Yes, I don’t find the language learning star rating particularly useful, but reviews are great when they mention stuff like ‘this has a buttload of Kansai-ben’ or ‘a lot of the vocab is about [this subject area]’ so I can go in with moderated expectations.
I think it would be helpful to have a kind of guide for what to write in the review but I’m not sure if it is something I would do regularly even once I know what is best to include. I’ve mostly shied away from writing them unless it’s been learner material.

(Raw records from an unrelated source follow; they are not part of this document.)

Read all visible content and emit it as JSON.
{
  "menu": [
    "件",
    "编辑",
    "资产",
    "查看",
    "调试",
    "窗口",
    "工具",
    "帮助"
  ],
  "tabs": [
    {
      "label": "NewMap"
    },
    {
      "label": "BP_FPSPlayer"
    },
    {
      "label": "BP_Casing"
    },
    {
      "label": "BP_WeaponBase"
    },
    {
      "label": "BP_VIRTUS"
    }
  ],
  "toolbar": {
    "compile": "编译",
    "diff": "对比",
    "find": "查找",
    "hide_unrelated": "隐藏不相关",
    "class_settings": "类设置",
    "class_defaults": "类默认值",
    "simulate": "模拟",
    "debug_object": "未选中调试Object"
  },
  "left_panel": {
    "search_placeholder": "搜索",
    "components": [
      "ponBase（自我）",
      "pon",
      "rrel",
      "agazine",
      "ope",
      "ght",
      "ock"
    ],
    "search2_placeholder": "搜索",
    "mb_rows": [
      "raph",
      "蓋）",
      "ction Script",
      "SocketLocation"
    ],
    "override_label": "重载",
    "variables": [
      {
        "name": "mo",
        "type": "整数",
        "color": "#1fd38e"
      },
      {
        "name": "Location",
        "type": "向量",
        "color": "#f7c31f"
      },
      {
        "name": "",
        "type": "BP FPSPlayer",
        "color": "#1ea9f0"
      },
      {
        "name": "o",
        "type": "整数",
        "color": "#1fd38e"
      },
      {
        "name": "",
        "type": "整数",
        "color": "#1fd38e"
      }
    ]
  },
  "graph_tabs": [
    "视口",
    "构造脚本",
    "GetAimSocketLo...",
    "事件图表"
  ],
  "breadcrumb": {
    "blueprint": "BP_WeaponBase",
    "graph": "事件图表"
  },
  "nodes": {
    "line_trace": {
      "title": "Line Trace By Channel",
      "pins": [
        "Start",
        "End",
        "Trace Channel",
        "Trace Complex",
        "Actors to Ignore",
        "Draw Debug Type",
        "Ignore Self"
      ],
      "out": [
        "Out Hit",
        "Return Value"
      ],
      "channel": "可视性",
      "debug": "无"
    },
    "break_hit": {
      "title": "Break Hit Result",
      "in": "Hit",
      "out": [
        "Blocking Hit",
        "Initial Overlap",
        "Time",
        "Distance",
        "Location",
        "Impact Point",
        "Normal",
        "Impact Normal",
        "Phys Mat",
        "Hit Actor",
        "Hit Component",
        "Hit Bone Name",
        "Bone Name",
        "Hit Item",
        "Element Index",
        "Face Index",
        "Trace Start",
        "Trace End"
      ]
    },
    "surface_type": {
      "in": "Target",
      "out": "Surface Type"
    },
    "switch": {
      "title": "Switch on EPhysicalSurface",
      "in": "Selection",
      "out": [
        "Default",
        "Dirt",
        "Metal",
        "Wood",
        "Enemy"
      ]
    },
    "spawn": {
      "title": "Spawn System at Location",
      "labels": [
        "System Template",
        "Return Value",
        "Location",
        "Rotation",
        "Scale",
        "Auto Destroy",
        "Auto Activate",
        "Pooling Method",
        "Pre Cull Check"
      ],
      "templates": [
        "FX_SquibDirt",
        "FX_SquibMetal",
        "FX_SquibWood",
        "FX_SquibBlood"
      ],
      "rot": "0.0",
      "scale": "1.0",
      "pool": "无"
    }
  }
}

I don’t think I’ve written anything useful on anything that isn’t a graded reader or textbook
I think this a great idea for improving writing skills in general.
Also tips about what to include in the review or how to handle the fact that the review will be read by people of different backgrounds and ages and preferences are useful.
But personally I prefer to read reviews that don’t fit into any particular “template” or stick to special guidelines. Because that would feel more “genuine”, and I like to see that freedom and variety in different kinds of reviews.
In short: I think this is very helpful(specially for those who want to start writing reviews) as long as it doesn’t make every review feel like an edited template.
I agree with this so much. I think it would be helpful for everyone, and people who hesitate to write reviews especially, but I’m a little worried that it might make people already writing reviews feel like they need to conform to specific guidelines, or otherwise their reviews might be considered sub-par. Every review is helpful in my opinion (also in that it shows the reviewer’s personality), and variety of reviews is extra helpful.
That said, knowing what people generally find useful in reviews can only be a good thing, and helping people express their opinion of what they read is an excellent idea.
I’ll be keeping an eye on this thread, but I’m not sure I’d want to participate in the workshop.
Not to worry guys! It’s definitely not my intention to provide some sort of “one size fits all” kind of thing (and I doubt I could even if I tried). These potential templates would be pretty general; insofar as they would mention the broad topics you might want to cover in your review: story, characters, specific language notes, etc.
Again, this is all very much pre-planning; I’ve really been enjoying the discussion!
I think could be as simple as putting a “if you need help getting started with a review, you can check these templates here” link, or a “these templates are simply suggestions, feel free to follow your own style” type of sentence at the top of the template.
I’ll add too that one of my favorite things about this site is the different ways people write reviews. I really admire some of them. It’s half of what inspires me to write as many as I can
I only just saw this now! I’ve barely written a handful of reviews, but I would like to contribute more. Having some sort of guidelines to refer to (and practice of course ;)) would make it easier for me to do so on the fly.
I think it’ll be cool if we did a section where we learn how to write book reviews in our target language. I started writing book reviews in Korean and it’s pretty helpful for me to summarize what I read plus use some of the vocab I learned in the book while writing the review.